One of President Obama's secret weapons in the 2012 election was a more sophisticated suite of digital tools for identifying and mobilizing voters. Thanks to digital infrastructure built in the months before the election, Obama's foot soldiers knew exactly who to target and how. In contrast, the Romney campaign's digital infrastructure collapsed under pressure on election day.
Liberal activists laying the groundwork for the 2014 and 2016 elections hope to preserve their technological edge in those elections. But they say that over the long term, their real strength lies in meatspace — in the army of technically savvy progressives and an assembly line that constantly churns out new talent.
Liberals gathered this weekend at RootsCamp, an annual Washington confab on digital strategy. And they were keenly aware that without the people to build the models and run the tests, 2012 might well have stalled. More importantly, these organizers believe, the left cultivates a network of non-profits that functions both as a training ground for people and a proving ground for new online techniques.
One conservative was invited to speak at RootsCamp, and he said that convincing the right to devote more attention to human resources has been a struggle.
"I've been trying to burst that bubble pretty aggressively," said Patrick Ruffini, the former digital organizer for the Republican National Committee, before an audience of progressives. "In terms of dramatizing it for our side, there are four times as many people on your side doing this stuff."
Republicans have poured vast resources into building a one-stop shop for data. Ahead of the recent governor's race in Virginia, RNC political director Chris McNulty boasted to supporters that the party had amassed "twice as many data points" on the electorate compared to the same point in 2012.
But if technology is becoming a crucial component of campaigning, Republicans still lack a coherent way to make it really useful. Partly, it's an issue of not being able to get rid of people who aren't on board, said Ruffini. And it's partly that the pipeline for talent is still immature. (For a more detailed conservative self-diagnosis, this Twitter thread explains a lot.)
That's not to say it doesn't exist. The Leadership Institute (LI) is a right-leaning organization that says it's trained 137,000 conservatives since its inception in 1979. It offers periodic courses in social media, grassroots campaigning and fundraising. But given that Internet organizing is still relatively new, it's likely that only a fraction of those that LI has trained actually boast the digital skills that made Obama for America so effective.
LI's own materials acknowledge the right's weakness on training:
While many liberal organizations exist to increase the involvement of liberal activists, few similar organizations exist to serve conservatives. Because conservatism tends to focus on the power of ideas, most conservative organizations are think tanks that focus on policy or legislation. The left excels at organizing and mobilizing large numbers of people — activating them in the public policy process. While philosophy is very important, the lack of widespread, active conservative participation is one of America's greatest practical weaknesses.
Even if Republicans stand up an effective set of tools to leverage data and analytics in the next go-around, liberals say the right's shortage of capable organizers will help Democrats maintain their technological edge.

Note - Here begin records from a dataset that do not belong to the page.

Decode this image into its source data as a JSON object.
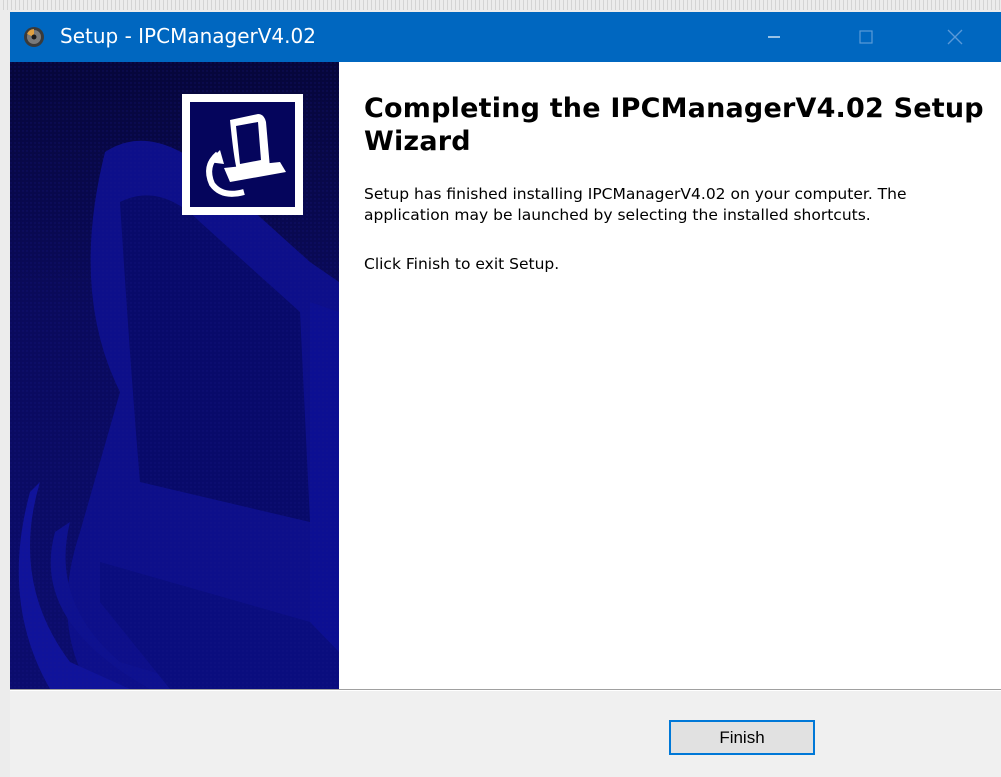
{
  "window": {
    "title": "Setup - IPCManagerV4.02",
    "app_icon": "setup-disc-icon",
    "controls": [
      "minimize-icon",
      "maximize-icon",
      "close-icon"
    ]
  },
  "wizard": {
    "banner_icon": "computer-install-icon",
    "heading": "Completing the IPCManagerV4.02 Setup Wizard",
    "message": "Setup has finished installing IPCManagerV4.02 on your computer. The application may be launched by selecting the installed shortcuts.",
    "instruction": "Click Finish to exit Setup."
  },
  "footer": {
    "finish_label": "Finish"
  },
  "colors": {
    "titlebar": "#0067c0",
    "banner": "#0a0a5c",
    "focus_border": "#0078d7"
  }
}
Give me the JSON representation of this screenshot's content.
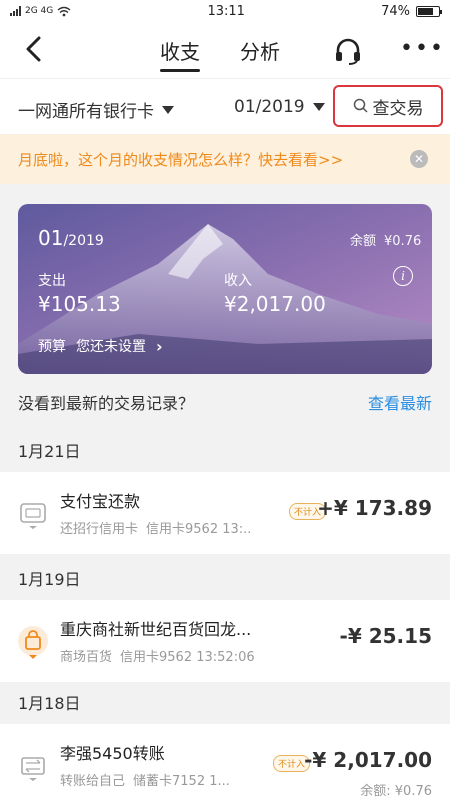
{
  "status_bar": {
    "left": "2G 4G",
    "time": "13:11",
    "battery": "74%",
    "battery_level": 0.74
  },
  "nav": {
    "tabs": [
      {
        "label": "收支",
        "active": true
      },
      {
        "label": "分析",
        "active": false
      }
    ]
  },
  "filter": {
    "card_selector": "一网通所有银行卡",
    "month_selector": "01/2019",
    "search_label": "查交易"
  },
  "notice": {
    "text": "月底啦，这个月的收支情况怎么样？快去看看>>"
  },
  "summary_card": {
    "month": "01",
    "year": "/2019",
    "balance_label": "余额",
    "balance_value": "¥0.76",
    "expense_label": "支出",
    "expense_value": "¥105.13",
    "income_label": "收入",
    "income_value": "¥2,017.00",
    "info_icon": "i",
    "budget_label": "预算",
    "budget_value": "您还未设置"
  },
  "latest": {
    "prompt": "没看到最新的交易记录？",
    "link": "查看最新"
  },
  "groups": [
    {
      "date": "1月21日",
      "transactions": [
        {
          "icon": "alipay-icon",
          "title": "支付宝还款",
          "desc": "还招行信用卡",
          "account": "信用卡9562 13:..",
          "tag": "不计入",
          "amount": "+¥ 173.89",
          "balance": ""
        }
      ]
    },
    {
      "date": "1月19日",
      "transactions": [
        {
          "icon": "shopping-bag-icon",
          "title": "重庆商社新世纪百货回龙...",
          "desc": "商场百货",
          "account": "信用卡9562 13:52:06",
          "tag": "",
          "amount": "-¥ 25.15",
          "balance": ""
        }
      ]
    },
    {
      "date": "1月18日",
      "transactions": [
        {
          "icon": "transfer-icon",
          "title": "李强5450转账",
          "desc": "转账给自己",
          "account": "储蓄卡7152 1...",
          "tag": "不计入",
          "amount": "-¥ 2,017.00",
          "balance": "余额: ¥0.76"
        }
      ]
    }
  ],
  "colors": {
    "accent_orange": "#f08a1c",
    "link_blue": "#2b8ee0",
    "highlight_red": "#d9363e"
  }
}
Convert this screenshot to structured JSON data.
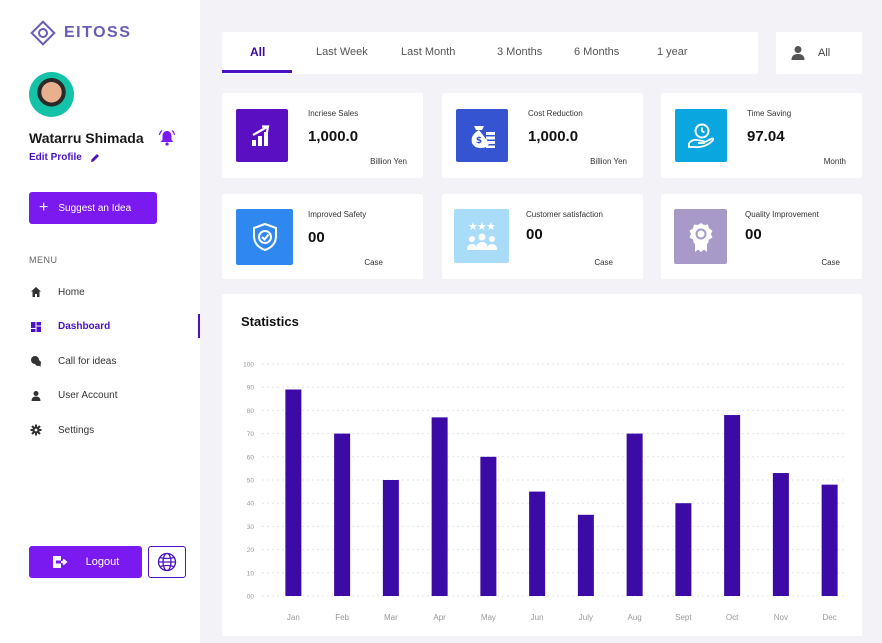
{
  "app": {
    "name": "EITOSS"
  },
  "colors": {
    "accent": "#7a1af0",
    "primary": "#4a12c4",
    "bar": "#3c0ba6"
  },
  "user": {
    "name": "Watarru Shimada",
    "edit_label": "Edit Profile"
  },
  "sidebar": {
    "suggest_label": "Suggest an Idea",
    "menu_label": "MENU",
    "items": [
      {
        "label": "Home",
        "icon": "home-icon",
        "active": false
      },
      {
        "label": "Dashboard",
        "icon": "dashboard-icon",
        "active": true
      },
      {
        "label": "Call for ideas",
        "icon": "chat-icon",
        "active": false
      },
      {
        "label": "User Account",
        "icon": "user-icon",
        "active": false
      },
      {
        "label": "Settings",
        "icon": "gear-icon",
        "active": false
      }
    ],
    "logout_label": "Logout"
  },
  "filters": {
    "tabs": [
      "All",
      "Last Week",
      "Last Month",
      "3 Months",
      "6 Months",
      "1 year"
    ],
    "selected": "All",
    "user_filter": "All"
  },
  "cards": [
    {
      "label": "Incriese Sales",
      "value": "1,000.0",
      "unit": "Billion Yen",
      "icon": "chart-up-icon",
      "color": "#5a10c2"
    },
    {
      "label": "Cost Reduction",
      "value": "1,000.0",
      "unit": "Billion Yen",
      "icon": "money-bag-icon",
      "color": "#3554d1"
    },
    {
      "label": "Time Saving",
      "value": "97.04",
      "unit": "Month",
      "icon": "time-hand-icon",
      "color": "#0aa6df"
    },
    {
      "label": "Improved Safety",
      "value": "00",
      "unit": "Case",
      "icon": "shield-check-icon",
      "color": "#2f88f0"
    },
    {
      "label": "Customer satisfaction",
      "value": "00",
      "unit": "Case",
      "icon": "rated-people-icon",
      "color": "#a9dcf8"
    },
    {
      "label": "Quality Improvement",
      "value": "00",
      "unit": "Case",
      "icon": "award-icon",
      "color": "#a79ac9"
    }
  ],
  "statistics": {
    "title": "Statistics"
  },
  "chart_data": {
    "type": "bar",
    "title": "Statistics",
    "categories": [
      "Jan",
      "Feb",
      "Mar",
      "Apr",
      "May",
      "Jun",
      "July",
      "Aug",
      "Sept",
      "Oct",
      "Nov",
      "Dec"
    ],
    "values": [
      89,
      70,
      50,
      77,
      60,
      45,
      35,
      70,
      40,
      78,
      53,
      48
    ],
    "ylim": [
      0,
      100
    ],
    "yticks": [
      "100",
      "90",
      "80",
      "70",
      "60",
      "50",
      "40",
      "30",
      "20",
      "10",
      "00"
    ],
    "grid": true,
    "legend": "none"
  }
}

"They can come and learn about our new models at RootsCamp," said Evan Sutton, whose outfit, the New Organizing Institute, convened the conference. "But until they have a distributed network of people at campaigns across the country that can implement the learning, they're going to continue to be behind."